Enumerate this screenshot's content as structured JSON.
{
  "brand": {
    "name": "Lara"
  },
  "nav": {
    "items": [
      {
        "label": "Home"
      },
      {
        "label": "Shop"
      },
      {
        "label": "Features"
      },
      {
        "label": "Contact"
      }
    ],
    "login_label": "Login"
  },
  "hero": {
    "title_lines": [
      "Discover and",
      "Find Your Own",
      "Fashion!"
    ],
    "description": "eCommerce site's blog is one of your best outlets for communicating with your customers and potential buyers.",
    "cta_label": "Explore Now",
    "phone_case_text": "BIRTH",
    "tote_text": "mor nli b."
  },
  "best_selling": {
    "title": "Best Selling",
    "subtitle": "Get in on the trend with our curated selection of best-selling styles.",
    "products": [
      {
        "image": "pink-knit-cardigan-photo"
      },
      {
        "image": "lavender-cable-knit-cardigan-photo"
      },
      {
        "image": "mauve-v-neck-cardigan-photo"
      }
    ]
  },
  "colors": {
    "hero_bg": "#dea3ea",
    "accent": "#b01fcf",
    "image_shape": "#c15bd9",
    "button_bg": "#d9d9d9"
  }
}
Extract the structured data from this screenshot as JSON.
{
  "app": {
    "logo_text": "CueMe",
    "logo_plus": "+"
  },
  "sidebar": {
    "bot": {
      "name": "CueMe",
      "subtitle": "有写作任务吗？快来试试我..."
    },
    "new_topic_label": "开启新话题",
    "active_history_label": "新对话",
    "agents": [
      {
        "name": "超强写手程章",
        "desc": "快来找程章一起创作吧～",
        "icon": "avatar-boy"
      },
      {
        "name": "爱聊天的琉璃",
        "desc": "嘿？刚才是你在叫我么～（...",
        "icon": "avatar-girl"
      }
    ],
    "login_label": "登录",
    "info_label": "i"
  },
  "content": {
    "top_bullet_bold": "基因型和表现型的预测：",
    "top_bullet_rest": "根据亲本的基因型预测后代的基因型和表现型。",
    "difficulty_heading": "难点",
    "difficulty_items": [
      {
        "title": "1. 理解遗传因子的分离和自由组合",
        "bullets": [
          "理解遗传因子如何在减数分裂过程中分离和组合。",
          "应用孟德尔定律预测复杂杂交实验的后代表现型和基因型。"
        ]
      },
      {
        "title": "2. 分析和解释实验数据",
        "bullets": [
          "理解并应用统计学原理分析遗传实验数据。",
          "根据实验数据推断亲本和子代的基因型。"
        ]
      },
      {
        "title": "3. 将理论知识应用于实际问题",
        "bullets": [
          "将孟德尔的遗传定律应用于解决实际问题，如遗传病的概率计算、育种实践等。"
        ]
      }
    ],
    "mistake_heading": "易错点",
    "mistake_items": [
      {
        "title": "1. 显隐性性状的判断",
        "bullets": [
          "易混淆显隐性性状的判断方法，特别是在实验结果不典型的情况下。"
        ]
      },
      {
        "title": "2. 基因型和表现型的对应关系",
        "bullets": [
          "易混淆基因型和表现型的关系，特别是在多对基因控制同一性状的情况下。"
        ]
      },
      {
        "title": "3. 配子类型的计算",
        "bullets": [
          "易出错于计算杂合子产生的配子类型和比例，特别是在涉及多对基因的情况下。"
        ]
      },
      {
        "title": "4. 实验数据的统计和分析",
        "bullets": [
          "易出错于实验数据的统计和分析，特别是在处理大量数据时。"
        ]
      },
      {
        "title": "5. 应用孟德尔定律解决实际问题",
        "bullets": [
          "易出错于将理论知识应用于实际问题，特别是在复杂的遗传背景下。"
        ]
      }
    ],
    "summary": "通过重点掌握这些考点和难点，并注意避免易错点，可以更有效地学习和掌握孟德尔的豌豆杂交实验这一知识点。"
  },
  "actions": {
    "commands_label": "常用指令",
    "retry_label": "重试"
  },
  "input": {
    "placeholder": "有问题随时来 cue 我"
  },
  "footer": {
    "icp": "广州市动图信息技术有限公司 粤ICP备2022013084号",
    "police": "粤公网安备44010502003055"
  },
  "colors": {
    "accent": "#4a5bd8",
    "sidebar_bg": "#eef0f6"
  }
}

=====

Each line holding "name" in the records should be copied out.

    "name": "Lara"
      "name": "CueMe",
        "name": "超强写手程章",
        "name": "爱聊天的琉璃",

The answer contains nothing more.